- **Website and app data records**:
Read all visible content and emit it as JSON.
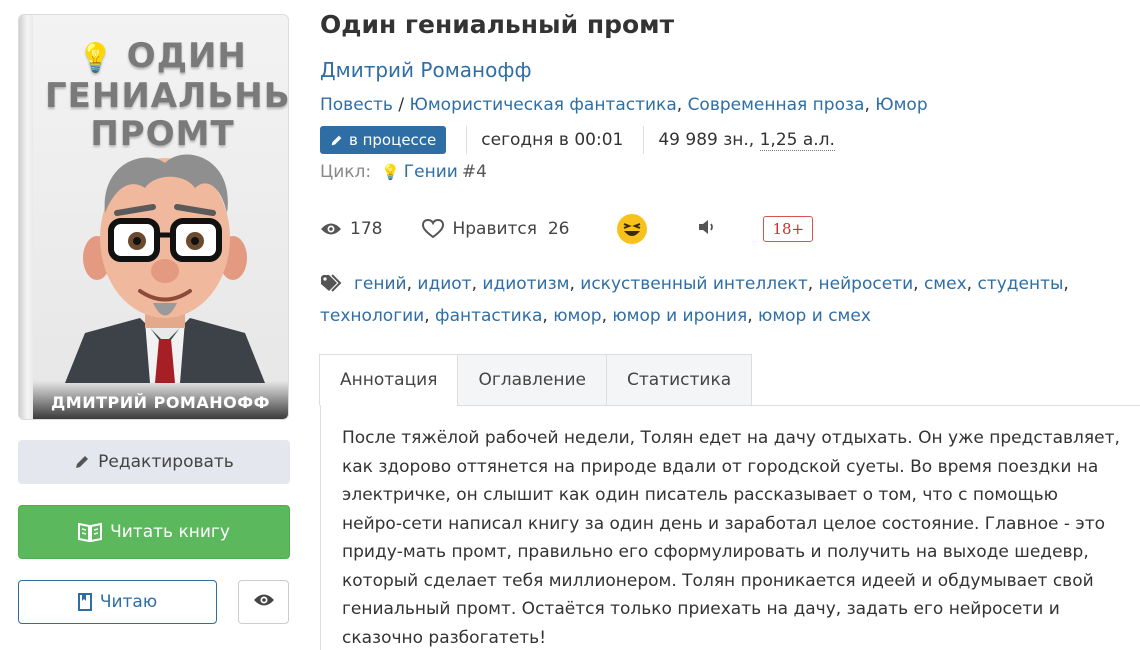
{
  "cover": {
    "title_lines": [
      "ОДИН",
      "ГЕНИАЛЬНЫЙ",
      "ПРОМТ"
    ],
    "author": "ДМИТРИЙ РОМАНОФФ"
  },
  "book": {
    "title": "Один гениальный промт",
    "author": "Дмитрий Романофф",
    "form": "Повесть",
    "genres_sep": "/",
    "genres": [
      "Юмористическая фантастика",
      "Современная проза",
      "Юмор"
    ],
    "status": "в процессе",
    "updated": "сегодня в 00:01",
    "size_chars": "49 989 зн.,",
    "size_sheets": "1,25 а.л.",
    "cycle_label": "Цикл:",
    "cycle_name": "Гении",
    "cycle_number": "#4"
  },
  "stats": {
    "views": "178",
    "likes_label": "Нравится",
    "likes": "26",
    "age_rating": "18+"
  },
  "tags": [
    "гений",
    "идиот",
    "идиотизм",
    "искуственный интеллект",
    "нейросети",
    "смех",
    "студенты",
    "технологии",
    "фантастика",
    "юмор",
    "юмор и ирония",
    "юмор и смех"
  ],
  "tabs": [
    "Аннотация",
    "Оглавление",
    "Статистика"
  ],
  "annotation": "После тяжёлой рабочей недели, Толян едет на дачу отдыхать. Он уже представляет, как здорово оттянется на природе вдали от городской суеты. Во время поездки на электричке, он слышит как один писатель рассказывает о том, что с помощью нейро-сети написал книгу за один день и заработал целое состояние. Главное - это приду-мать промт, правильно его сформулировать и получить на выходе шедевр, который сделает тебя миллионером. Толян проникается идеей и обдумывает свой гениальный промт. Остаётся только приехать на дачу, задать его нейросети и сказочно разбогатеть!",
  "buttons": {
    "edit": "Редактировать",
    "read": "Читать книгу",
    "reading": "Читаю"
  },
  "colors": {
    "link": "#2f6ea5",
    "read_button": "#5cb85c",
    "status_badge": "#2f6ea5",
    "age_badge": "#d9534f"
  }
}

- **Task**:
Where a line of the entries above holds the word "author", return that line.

- **Exercise output**:
    "author": "ДМИТРИЙ РОМАНОФФ"
    "author": "Дмитрий Романофф",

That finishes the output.